• _What this task involves_
Repeat the data. Keep each line identical.

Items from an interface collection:
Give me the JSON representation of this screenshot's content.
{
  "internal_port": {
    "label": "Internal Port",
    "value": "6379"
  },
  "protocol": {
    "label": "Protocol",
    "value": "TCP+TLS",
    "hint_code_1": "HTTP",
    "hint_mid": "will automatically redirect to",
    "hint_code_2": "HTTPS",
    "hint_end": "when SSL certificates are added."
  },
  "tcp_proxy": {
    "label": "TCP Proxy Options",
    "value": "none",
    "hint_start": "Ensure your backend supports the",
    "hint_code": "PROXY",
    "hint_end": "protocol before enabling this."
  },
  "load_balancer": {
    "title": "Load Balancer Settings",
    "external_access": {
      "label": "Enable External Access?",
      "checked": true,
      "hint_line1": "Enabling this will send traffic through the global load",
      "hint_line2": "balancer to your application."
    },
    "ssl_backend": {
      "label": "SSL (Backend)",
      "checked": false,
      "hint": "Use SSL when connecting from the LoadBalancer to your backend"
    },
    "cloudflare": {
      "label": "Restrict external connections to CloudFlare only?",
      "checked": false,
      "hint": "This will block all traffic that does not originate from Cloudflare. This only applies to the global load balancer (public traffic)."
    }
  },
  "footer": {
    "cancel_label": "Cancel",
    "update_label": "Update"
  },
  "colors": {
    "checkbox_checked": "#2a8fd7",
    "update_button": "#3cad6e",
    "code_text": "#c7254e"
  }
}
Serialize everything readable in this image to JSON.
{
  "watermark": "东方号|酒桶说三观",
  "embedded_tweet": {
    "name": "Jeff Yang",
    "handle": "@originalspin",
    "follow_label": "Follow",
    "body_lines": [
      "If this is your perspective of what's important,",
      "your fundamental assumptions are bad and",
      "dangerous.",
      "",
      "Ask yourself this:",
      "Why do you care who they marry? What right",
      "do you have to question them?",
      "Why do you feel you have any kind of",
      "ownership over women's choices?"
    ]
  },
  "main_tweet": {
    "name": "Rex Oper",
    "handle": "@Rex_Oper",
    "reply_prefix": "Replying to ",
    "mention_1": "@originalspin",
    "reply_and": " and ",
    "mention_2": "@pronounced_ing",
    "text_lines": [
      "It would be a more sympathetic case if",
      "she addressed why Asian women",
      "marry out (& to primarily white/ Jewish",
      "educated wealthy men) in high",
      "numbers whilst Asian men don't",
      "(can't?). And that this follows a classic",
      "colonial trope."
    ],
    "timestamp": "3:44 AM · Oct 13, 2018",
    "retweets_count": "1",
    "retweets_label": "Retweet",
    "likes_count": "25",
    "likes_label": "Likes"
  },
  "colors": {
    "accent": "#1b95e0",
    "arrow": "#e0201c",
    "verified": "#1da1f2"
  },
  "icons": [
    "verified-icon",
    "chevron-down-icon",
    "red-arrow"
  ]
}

• _Task result_
Give me the JSON representation of this screenshot's content.
{
  "internal_port": {
    "label": "Internal Port",
    "value": "6379"
  },
  "protocol": {
    "label": "Protocol",
    "value": "TCP+TLS",
    "hint_code_1": "HTTP",
    "hint_mid": "will automatically redirect to",
    "hint_code_2": "HTTPS",
    "hint_end": "when SSL certificates are added."
  },
  "tcp_proxy": {
    "label": "TCP Proxy Options",
    "value": "none",
    "hint_start": "Ensure your backend supports the",
    "hint_code": "PROXY",
    "hint_end": "protocol before enabling this."
  },
  "load_balancer": {
    "title": "Load Balancer Settings",
    "external_access": {
      "label": "Enable External Access?",
      "checked": true,
      "hint_line1": "Enabling this will send traffic through the global load",
      "hint_line2": "balancer to your application."
    },
    "ssl_backend": {
      "label": "SSL (Backend)",
      "checked": false,
      "hint": "Use SSL when connecting from the LoadBalancer to your backend"
    },
    "cloudflare": {
      "label": "Restrict external connections to CloudFlare only?",
      "checked": false,
      "hint": "This will block all traffic that does not originate from Cloudflare. This only applies to the global load balancer (public traffic)."
    }
  },
  "footer": {
    "cancel_label": "Cancel",
    "update_label": "Update"
  },
  "colors": {
    "checkbox_checked": "#2a8fd7",
    "update_button": "#3cad6e",
    "code_text": "#c7254e"
  }
}
Serialize everything readable in this image to JSON.
{
  "watermark": "东方号|酒桶说三观",
  "embedded_tweet": {
    "name": "Jeff Yang",
    "handle": "@originalspin",
    "follow_label": "Follow",
    "body_lines": [
      "If this is your perspective of what's important,",
      "your fundamental assumptions are bad and",
      "dangerous.",
      "",
      "Ask yourself this:",
      "Why do you care who they marry? What right",
      "do you have to question them?",
      "Why do you feel you have any kind of",
      "ownership over women's choices?"
    ]
  },
  "main_tweet": {
    "name": "Rex Oper",
    "handle": "@Rex_Oper",
    "reply_prefix": "Replying to ",
    "mention_1": "@originalspin",
    "reply_and": " and ",
    "mention_2": "@pronounced_ing",
    "text_lines": [
      "It would be a more sympathetic case if",
      "she addressed why Asian women",
      "marry out (& to primarily white/ Jewish",
      "educated wealthy men) in high",
      "numbers whilst Asian men don't",
      "(can't?). And that this follows a classic",
      "colonial trope."
    ],
    "timestamp": "3:44 AM · Oct 13, 2018",
    "retweets_count": "1",
    "retweets_label": "Retweet",
    "likes_count": "25",
    "likes_label": "Likes"
  },
  "colors": {
    "accent": "#1b95e0",
    "arrow": "#e0201c",
    "verified": "#1da1f2"
  },
  "icons": [
    "verified-icon",
    "chevron-down-icon",
    "red-arrow"
  ]
}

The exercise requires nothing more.